Old Smart House

Before central heat and air conditioning, homes were built to deal with their regional climate and environment. They used old-fashioned common sense when designing and building homes. They were created from locally available materials: wood, stone, earth. Buildings with native materials improved a home's energy efficiency and were even more sustainable. The thriftiest thing about old houses is their staying power. Materials used were meant to last forever. 

Design elements in your old home you may not have thought much about:

Roof: A hipped roof often extends over a home's exterior sides, forming deep eaves to create shade, while a steeply pitched gable roof easily sheds snow and rain. Roofing material vary by region. In the Northwest, locally quarried slate lasts for generations and soak's up the sun's rays, radiating warmth inside. In colder climes nationwide, rot and insect resistant wood shingles provide insulation and protection from the elements for many decades. 

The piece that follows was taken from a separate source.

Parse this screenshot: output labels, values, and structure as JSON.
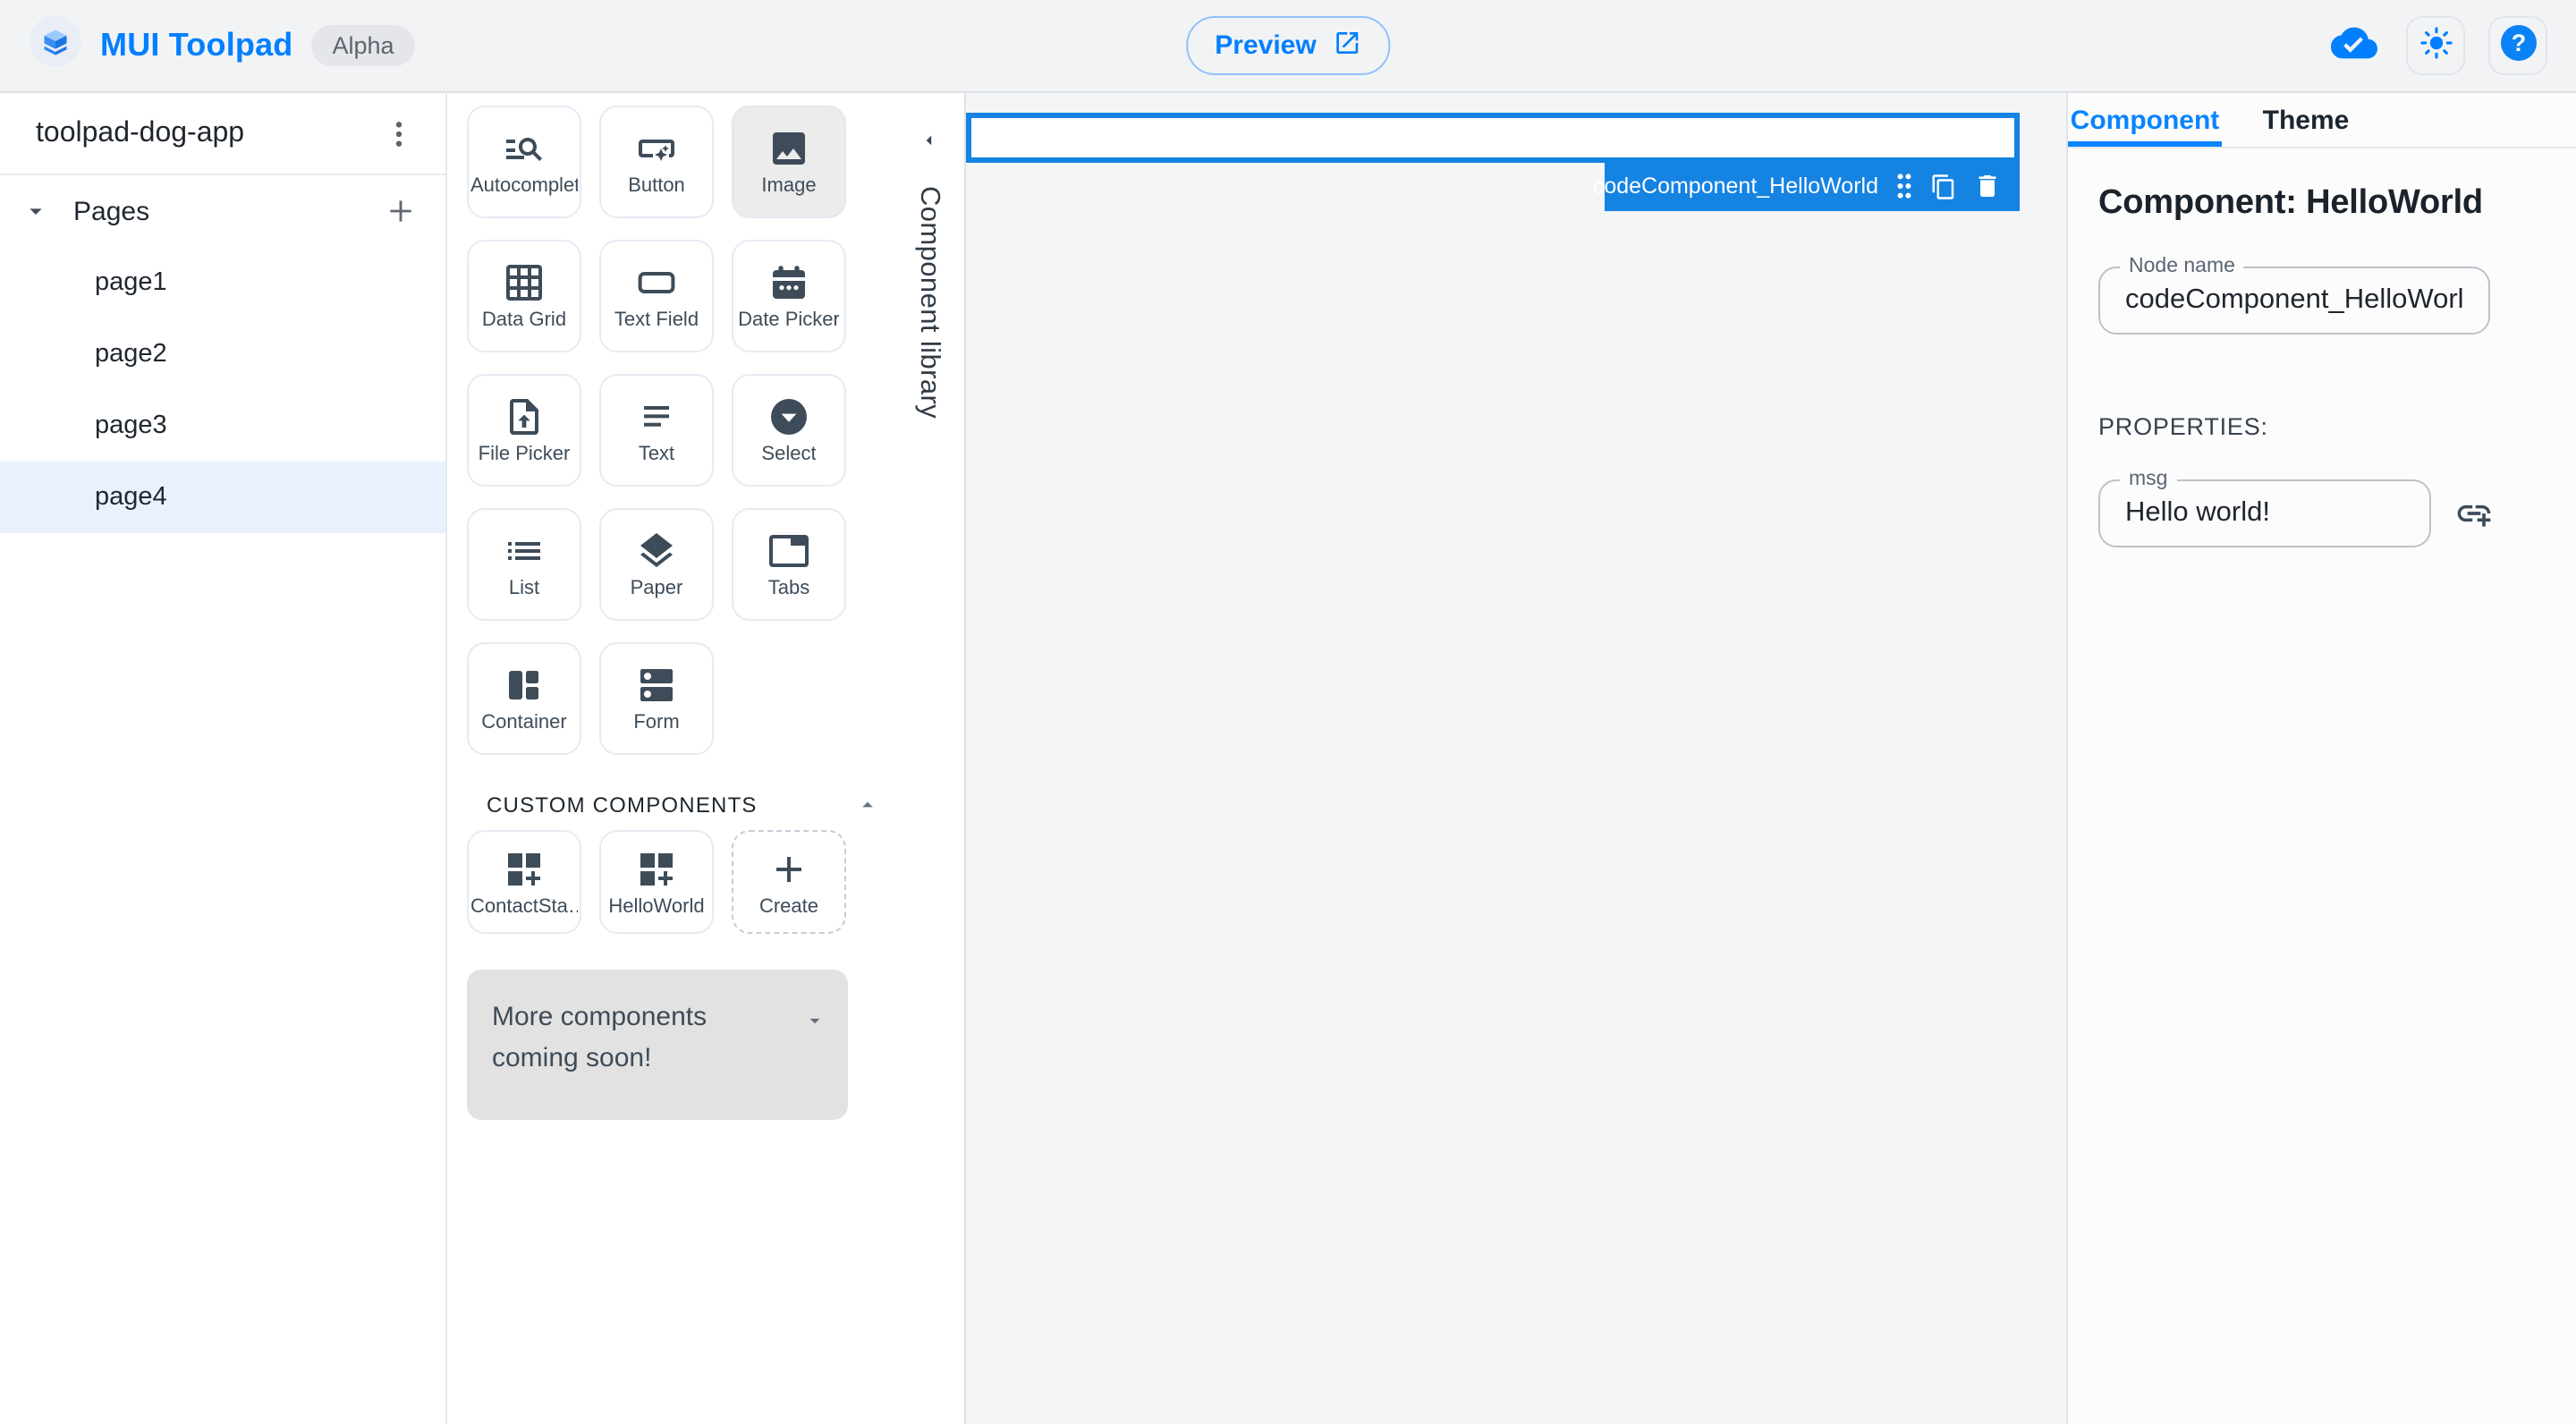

Dormers: Windowed dormers, belvederes, and cupolas work as "thermal chimneys", pulling up the warm air that builds inside the house and exhausting it outdoors. So when the temperature rises, be sure to crack those rooftop windows.

Chimneys: In milder climates, brick or stone chimneys typically line exterior walls, while ones in colder areas are often centrally located so that the heat can radiate out from the home's core. Add a terra-cotta chimney pot on top to help improve draft. That way, you'll use less wood to produce the same amount of heat and prevent smoke from billowing into rooms. 

Eaves: Water rolls off the tops of the eaves, into the gutter, and away from the house. But eaves also help control the sun and shade exposure. In warm climates, deep overhangs cast a shadow on the house when the sun in high. In colder climates, shallower overhangs let the sun bathe the exterior in warmth. 

Windows: Tall double-hungs increase the amount of fresh air and sunlight entering rooms. When it's cooler outside than inside, open the top sash to vent air out of the house or the bottom to bring breezes in. 

Transoms and Sidelights: A windowed transom above the front door and sidelights flanking it bring natural light into the house, decreasing electricity demand. Prop open interior transoms so that air flows freely between rooms without having to open doors and sacrifice privacy.

Porch: Like eaves, exterior porches and verandas shelter windows from direct sunlight and invite in cool breezes. When it's hot outside, porches offer relief from stuffy interiors. 

Shutters: Solid paneled shutters provide optimal shade and insulation, while louvered ones are a better choice for blocking the sun while still allowing breezes to pass through.

Siding: Brick, prevalent in the Midwest and East, can be fired locally, and its natural flame resistance makes it a top choice. Overlapping clapboards and shingles cast off rain and provide a seal against wind. Stucco protects the underlying structure from moisture. 

Information from a This Old House article by Lisa Selin Davis, titled 'Old House, Smart House' November 2008

Preservation, restoration, renovation - what’s the difference?
Preservation means keeping a property in good condition in its existing form.  Restoration means returning a property to a period-specific appearance by removing all changes made in a later period and replacing them with copies of what might have been there originally.  Renovation means to update a building, leaving features that are of use in the building’s current function.